A Veteran Prop Master Says He Turned Down A Job On ‘Rust’ Due To ‘Massive Red Flags’

On Thursday, October 21st, cinematographer Halyna Hutchins was tragically killed while filming the new Western Rust near Santa Fe, New Mexico, when she struck and killed by a bullet from a gun fired by Alec Baldwin. As the incident continues to be probed by authorities and the Hollywood unions that oversee movie set safety protocols, new information is emerging about the production. As The Wrap reports, veteran property master Neal W. Zoromski came forward to say that he was in discussions about coming aboard as Rust’s property master, but ultimately passed on the job after getting a “bad feeling.”

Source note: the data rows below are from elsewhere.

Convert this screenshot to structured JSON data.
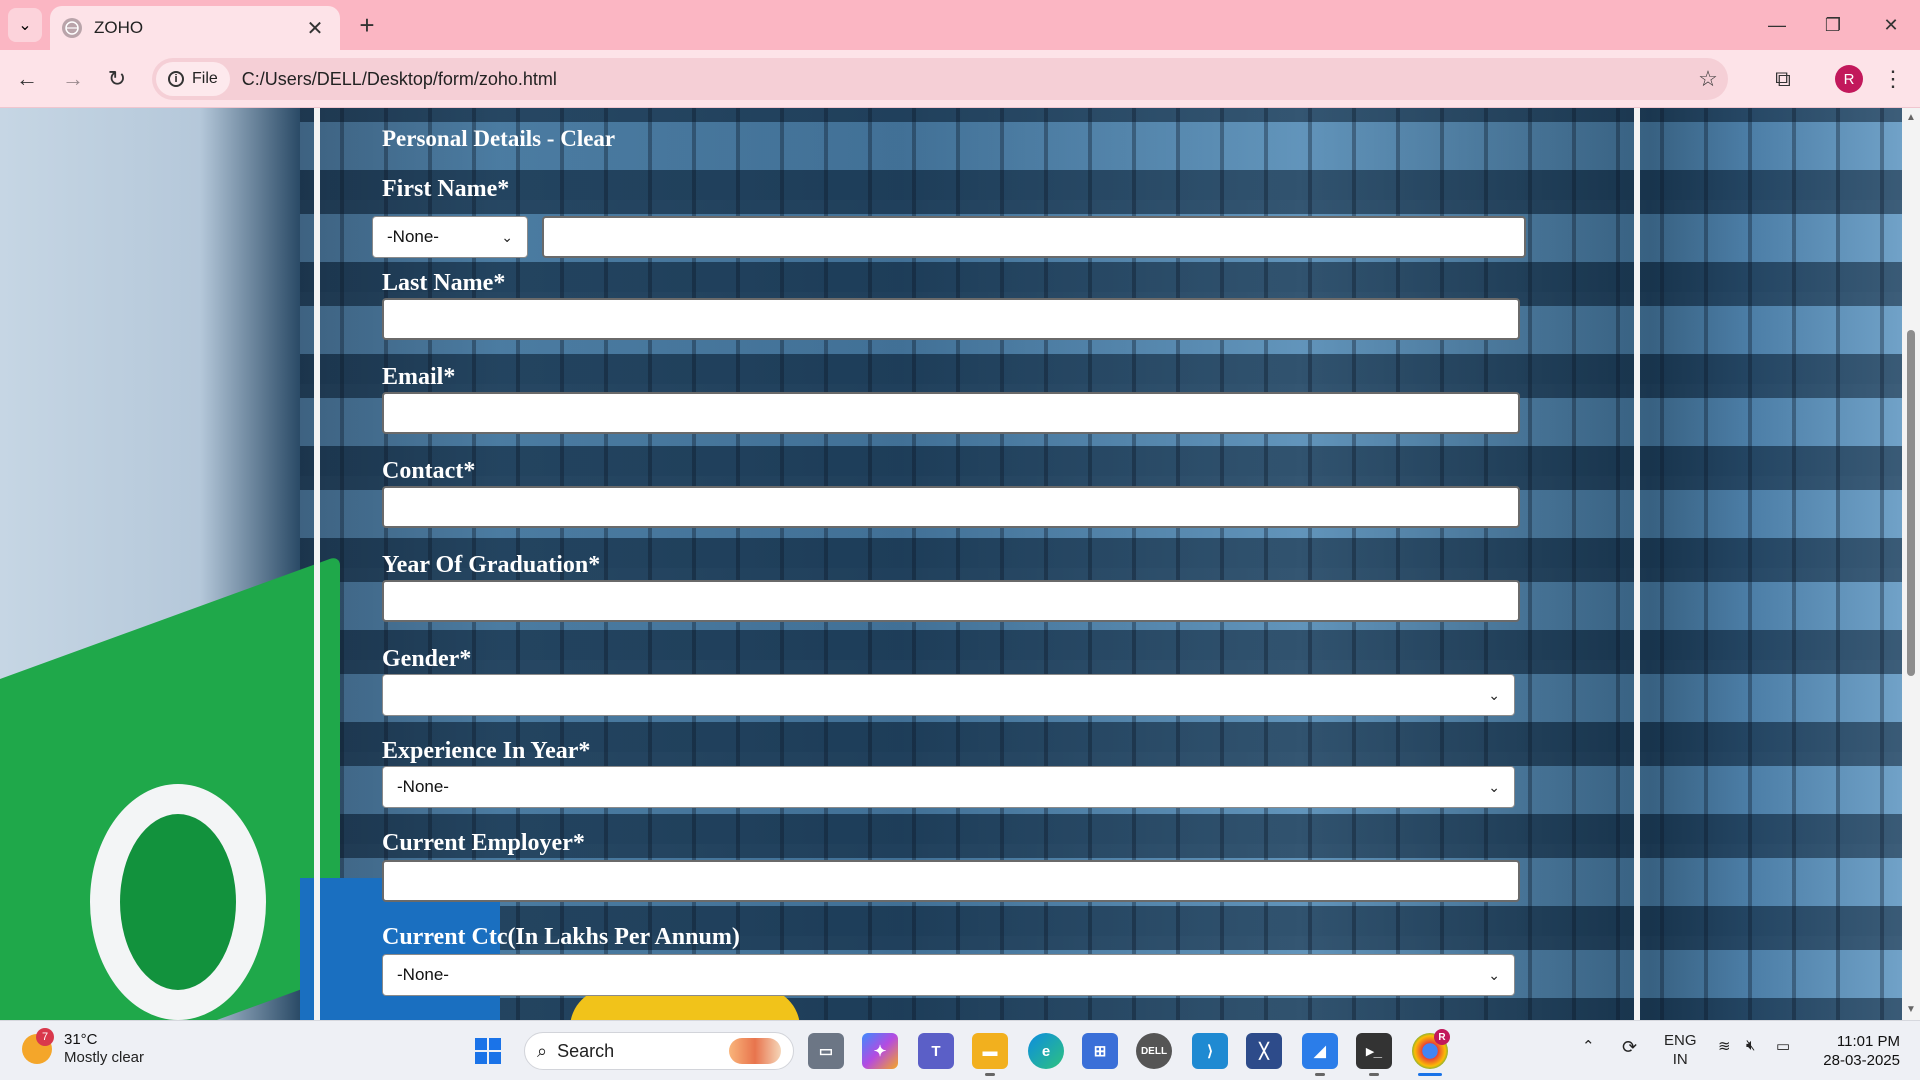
{
  "browser": {
    "tab_title": "ZOHO",
    "site_chip": "File",
    "url": "C:/Users/DELL/Desktop/form/zoho.html",
    "profile_initial": "R"
  },
  "form": {
    "section_title": "Personal Details - Clear",
    "fields": {
      "first_name_label": "First Name*",
      "salutation_value": "-None-",
      "last_name_label": "Last Name*",
      "email_label": "Email*",
      "contact_label": "Contact*",
      "graduation_label": "Year Of Graduation*",
      "gender_label": "Gender*",
      "gender_value": "",
      "experience_label": "Experience In Year*",
      "experience_value": "-None-",
      "employer_label": "Current Employer*",
      "ctc_label": "Current Ctc(In Lakhs Per Annum)",
      "ctc_value": "-None-"
    }
  },
  "taskbar": {
    "weather_badge": "7",
    "temperature": "31°C",
    "condition": "Mostly clear",
    "search_label": "Search",
    "language_line1": "ENG",
    "language_line2": "IN",
    "time": "11:01 PM",
    "date": "28-03-2025",
    "chrome_badge": "R"
  },
  "colors": {
    "tabbar": "#fbb6c3",
    "toolbar": "#fde3e8",
    "label_text": "#ffffff",
    "weather_badge": "#d9384c",
    "profile": "#c2185b"
  }
}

Zoromski—who has more than 30 years of experience as a prop master and has worked on a number of well-known film and TV productions, including Criminal Minds, Scandal, Grace and Frankie, and Snowfallspoke with the Los Angeles Times about how excited he initially was at the prospect of working on the project, as he has never filmed a Western. But that after spending four days speaking with Rust’s filmmakers, Zoromski passed on the project as “there were massive red flags.” According to the Times:

“He said he felt that Rust was too much of a slapdash production, one with an overriding focus on saving money instead of a concern for people’s safety. Production managers didn’t seem to value experience and were brushing off his questions, he said.”

“After I pressed ‘send’ on that last email, I felt, in the pit of my stomach: ‘That is an accident waiting to happen,’” Zoromski told the Times. But now, he’s reportedly questioning whether he made the right decision to pass on the project, as “he believes that had he accepted the Rust job, things would have turned out differently.”

“I take my job incredibly seriously,” Zoromski said. “As the prop master, you have to be concerned about safety. I’m the guy who hands the guns to the people on set.”

Among the concerns that led to Zoromski saying “no” to the project was the fact that he was initially contacted on September 20th, just two weeks before production was set to begin, whereas often a prop master is brought in months ahead of time. He also claimed that the producers were “evasive” when he was asking about the specifics of the job, including the list of props he’d need to gather and oversee.

“In the movies, the prep is everything,” Zoromski said. “You also need time to clean, inspect and repair guns. You need time to fix old clocks. In period films, you are sometimes using antiques. But here, there was absolutely no time to prepare, and that gave me a bad feeling.”

The “deal breaker,” according to the Times:

Zoromski said he initially asked for a department of five technicians. He was told that “Rust” was a low-budget production and that plans were to use items from a local prop house. He modified his request to have at least two experienced crew members: one to serve as an assistant prop master and the other as an armorer, or gun wrangler, dedicated to making sure the weapons were safe, oiled and functioning properly.

But the “Rust” producers insisted that only one person was needed to handle both tasks.

“You never have a prop assistant double as the armorer,” Zoromski said. “Those are two really big jobs.”

The job of “property key assistant/armorer” ultimately went to Hannah Gutierrez-Reed, a 24-year-old with just two other credits to her name—one as a costume assistant and the other as head armorer on The Old Way, which is set to be released in 2022. That lack of experience is part of what’s now being questioned, with the Los Angeles Times writing that:

“According to search warrants, [Gutierrez-Reed] left three weapons on a rolling cart outside the church setting at midday Thursday. [Joel] Souza, the film’s director, told a Santa Fe County Sheriff’s Office investigator that multiple people had been handling the guns and that he wasn’t sure whether anyone had checked them for safety after the group came back from lunch.”

(Via Los Angeles Times)